Lottery is a type of gambling game in which people purchase tickets with numbers on them for a chance to win a prize. These games are popular and can raise significant amounts of money for charities or government projects. In some cases, the prizes are monetary and in others they may be goods or services. Regardless, lottery profits can contribute to economic growth.
While it is true that the odds of winning are extremely low, lottery tickets still sell well because they can provide an opportunity to change one’s life dramatically. However, the financial benefits of winning a lottery are often not as great as some people expect. In addition, many people have a hard time adjusting to sudden wealth. This is why it’s important to take the time to make wise choices with your winnings and to be patient.
The first step to playing the lottery is to decide how much you want to spend. This will help you determine the number of tickets to purchase and the strategy you should employ to increase your chances of winning. If you want to improve your odds, select random numbers instead of those that have sentimental value like birthdays or anniversaries. You can also increase your chances of winning by buying more tickets, or forming a lottery group with friends and family members. It is also a good idea to avoid choosing numbers that are close together, as this will decrease your odds of winning.
In addition to the monetary prize, there are usually additional smaller prizes in lotteries. The size of these prizes will depend on the total amount of money collected through ticket sales. The overall prize pool will often include a large cash prize plus other valuables or services, such as vacations or sports team drafts. Most lotteries are organized to benefit a public service or charity and give a percentage of their profits to the winners.
It is generally agreed that lottery proceeds should be used to supplement, not replace, other sources of revenue. Unlike taxation, which is coercive and reduces incentives to work and invest, lotteries are voluntary and thus can promote economic growth and welfare. However, critics argue that the large prizes and high stakes of some lotteries encourage bad behavior such as fraud and corruption.

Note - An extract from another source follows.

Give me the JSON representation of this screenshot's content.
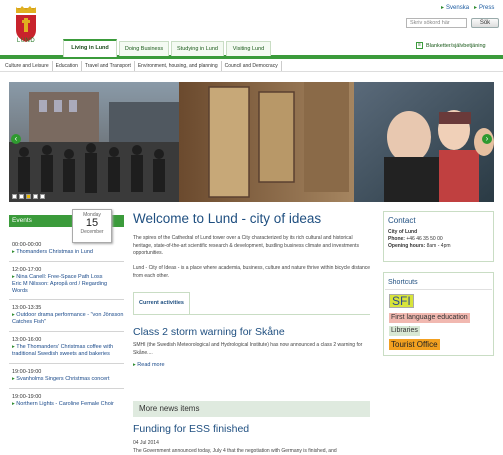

Purchasing lottery tickets can be explained by decision models that account for expected utility maximization. The disutility of a monetary loss is outweighed by the entertainment value and the fantasy of becoming wealthy. This explains why lottery advertising appeals to the masses and why it is so effective at raising money for many government and charitable initiatives.